After the heavy work is done, new wetland plants will be put in, probably in May. A footbridge over the dam and a path along the river and restored wetlands will give people a place to walk and watch the results.

“We’re grateful for the investment,’’ said Rob Johnson, program director for the Southeast Massachusetts office of The Nature Conservancy, a nonprofit organization that has advocated for habit preservation in the Plymouth area.

The $1.9 million restoration project is a shot in the arm for the local economy, too, an “eco-stimulus’’ project producing green jobs in engineering and construction for its six-month duration, Purinton said.
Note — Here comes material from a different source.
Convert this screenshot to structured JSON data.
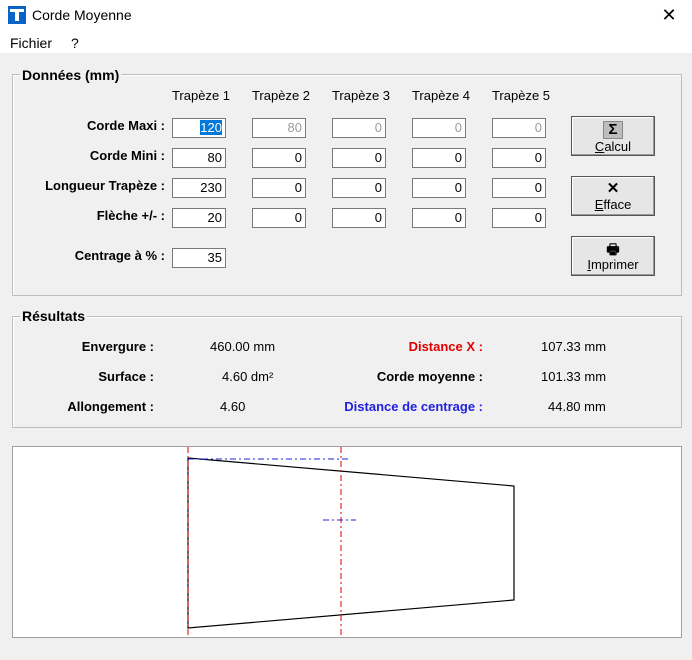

State officials said the project will be able to tap into federal programs to provide $1 million for the work.

While the project’s partners cited water quality benefits, in part from taking commercial cranberry bogs out of production, Johnson said there is more work to be done in the area. Water quality throughout the watershed is affected not only by chemicals used by commercial agriculture, but also by storm-water runoff, septic systems, and lawn treatment chemicals, he said.

In an effort to clean up storm runoff, communities are now required to file annual reports on improvements to federal regulators. Environmental regulators are relying largely on public education to reduce reliance on chemical fertilizers and pesticides by both commercial and residential property owners.

State environmental regulators and the Eel River Watershed Association disagree over the role played by individual septic systems and the town sewer plant in adding excess nitrogen to the river. While the state blames at least part of the problem on old septic systems, the local environmental group places the onus on the town sewer plant, located downstream from the headwaters restoration project.

Robert Knox can be reached at